We want to inform you about the Initiative and receive your input. Please plan on attending one of these important meetings! For more information, visit www.piketransit.com. Spanish translation will be provided at the meetings. For special assistance for persons with disabilities, please call me at (202) 962-1027, at least 10 days prior to the meetings. Feel free to share this invitation (see enclosed bilingual flyer) with your family, friends, and neighbors. We sincerely appreciate your participation and look forward to seeing you soon!
John M. Dittmeier, Project Manager, Metro
You can now place a call and find out exactly when the next Metrorail train is expected to arrive. Today Metro is rolling out its ‘Next Train’ phone service, to complement the existing internet and mobile web-based services.
To access the real-time system, riders call Metro’s customer service line at 202-637-7000, say “Next Train,” then say the station name after the prompt. The automated system utilizes voice recognition technology.
“Up-to-the-minute information is key to the convenience of transit; the easier it is to know when your train is coming, the easier it is to manage your schedule,” said Arlington County board member Chris Zimmerman, who also sits on the Metro Board of Directors.

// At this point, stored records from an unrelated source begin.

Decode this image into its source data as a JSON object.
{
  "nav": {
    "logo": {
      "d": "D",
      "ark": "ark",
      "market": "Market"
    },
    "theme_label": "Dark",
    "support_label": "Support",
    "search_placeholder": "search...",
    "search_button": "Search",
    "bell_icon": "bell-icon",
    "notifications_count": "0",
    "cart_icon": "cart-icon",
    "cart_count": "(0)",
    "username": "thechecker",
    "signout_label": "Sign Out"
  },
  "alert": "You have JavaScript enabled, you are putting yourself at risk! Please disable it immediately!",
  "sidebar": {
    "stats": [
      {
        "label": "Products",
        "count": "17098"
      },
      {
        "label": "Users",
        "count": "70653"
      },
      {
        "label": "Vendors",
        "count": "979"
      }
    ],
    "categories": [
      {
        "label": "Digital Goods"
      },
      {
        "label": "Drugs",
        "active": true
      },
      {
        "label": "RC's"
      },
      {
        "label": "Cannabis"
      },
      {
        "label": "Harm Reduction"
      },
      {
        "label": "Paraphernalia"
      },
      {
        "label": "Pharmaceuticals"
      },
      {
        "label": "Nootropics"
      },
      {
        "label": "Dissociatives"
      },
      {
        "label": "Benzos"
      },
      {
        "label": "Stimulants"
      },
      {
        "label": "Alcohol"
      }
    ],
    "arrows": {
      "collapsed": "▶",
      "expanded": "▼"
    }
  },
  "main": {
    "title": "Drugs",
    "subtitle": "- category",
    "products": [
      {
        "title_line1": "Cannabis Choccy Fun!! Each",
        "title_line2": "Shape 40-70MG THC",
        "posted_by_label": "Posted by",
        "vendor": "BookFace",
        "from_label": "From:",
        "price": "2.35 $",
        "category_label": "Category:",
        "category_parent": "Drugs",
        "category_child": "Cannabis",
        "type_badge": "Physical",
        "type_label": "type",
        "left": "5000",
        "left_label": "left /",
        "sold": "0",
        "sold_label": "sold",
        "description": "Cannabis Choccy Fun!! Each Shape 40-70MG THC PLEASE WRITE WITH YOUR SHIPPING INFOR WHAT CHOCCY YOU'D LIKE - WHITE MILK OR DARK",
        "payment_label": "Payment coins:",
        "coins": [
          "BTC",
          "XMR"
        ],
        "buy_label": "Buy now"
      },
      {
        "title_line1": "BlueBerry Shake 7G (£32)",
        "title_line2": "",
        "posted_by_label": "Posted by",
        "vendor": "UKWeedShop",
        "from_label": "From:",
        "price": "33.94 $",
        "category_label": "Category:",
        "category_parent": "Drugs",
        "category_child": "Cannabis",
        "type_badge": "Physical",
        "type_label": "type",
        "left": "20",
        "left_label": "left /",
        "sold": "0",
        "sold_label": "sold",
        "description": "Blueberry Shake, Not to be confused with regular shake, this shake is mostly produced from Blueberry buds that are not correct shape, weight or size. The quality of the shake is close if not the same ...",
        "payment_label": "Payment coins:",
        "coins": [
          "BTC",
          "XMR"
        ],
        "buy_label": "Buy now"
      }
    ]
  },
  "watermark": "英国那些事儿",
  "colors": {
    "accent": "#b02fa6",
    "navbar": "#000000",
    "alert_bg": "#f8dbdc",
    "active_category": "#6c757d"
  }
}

After the jump: Metro released a video demonstrating how the system works.
One meeting is scheduled for Tuesday, Sept. 21 at the Shirlington Library (4200 Campbell Ave). Another is scheduled for Thursday, Sept. 23 at the National Rural Electric Cooperative Association building (4301 Wilson Blvd). Each meeting will take place from 6:30 to 8:30 p.m.
At both meetings, service on the 23A, 23C, 25A, 25C and 25D routes (The McLean-Crystal City and the Ballston-Bradlee-Pentagon City lines) will be discussed. WMATA is reviewing the travel time and reliability of the routes.
Other meetings are planned for Oxon Hill, Northeast DC, and McLean.
Police and WMATA are investigating an apparent hit and run accident that happened in Ballston this afternoon.
The three occupants of the car that was hit and another witness told police that a Metrobus rear-ended a car at the intersection of Fairfax Drive and Glebe Road, then fled the scene by making an illegal right turn from the main travel lanes of Fairfax onto Glebe.
Jeffrey Nichols-Haining, the driver of the car, says the light had just turned green when he saw the bus barreling toward him.
“I did see it [coming] in my rear view mirror… I mumbled [expletive] then got hit,” he said.
“He waved us to go forward, then after we went forward he turned,” said Nichols-Haning’s sister, a passenger in the car. Nichols-Haining said another driver saw the accident happen and tried to help.
“Some guy… turned behind us, caught his bus number and called the cops,” he said. “We filled out a police report, and we have a witness report that was filed.”
A Metro supervisor showed up about an hour after the accident. A Metro spokesperson says the agency is investigating the incident.
Nichols-Haining says he was on his way back home to Morgantown, W.V. after picking up his sister, who had just completed an internship. Although the car appears drivable, he said he couldn’t get his camera to take photos of the damage because the trunk won’t open. He added that he hopes to get the accident behind him and get on with his travel plans.
“I’d like to keep going because I have a camping trip planned… hopefully we’ll be able to resolve this quickly and get on with it.”
Update at 4:25 p.m. — A WMATA spokesperson tells TBD.com that the driver of the Metrobus did not report the incident. The driver has been put on three days of leave and will undergo mandatory drug and alcohol testing, TBD reports.
Update at 8:55 p.m. — The bus was out of service at the time of the crash. The driver was cited by Arlington Police, WTOP reports.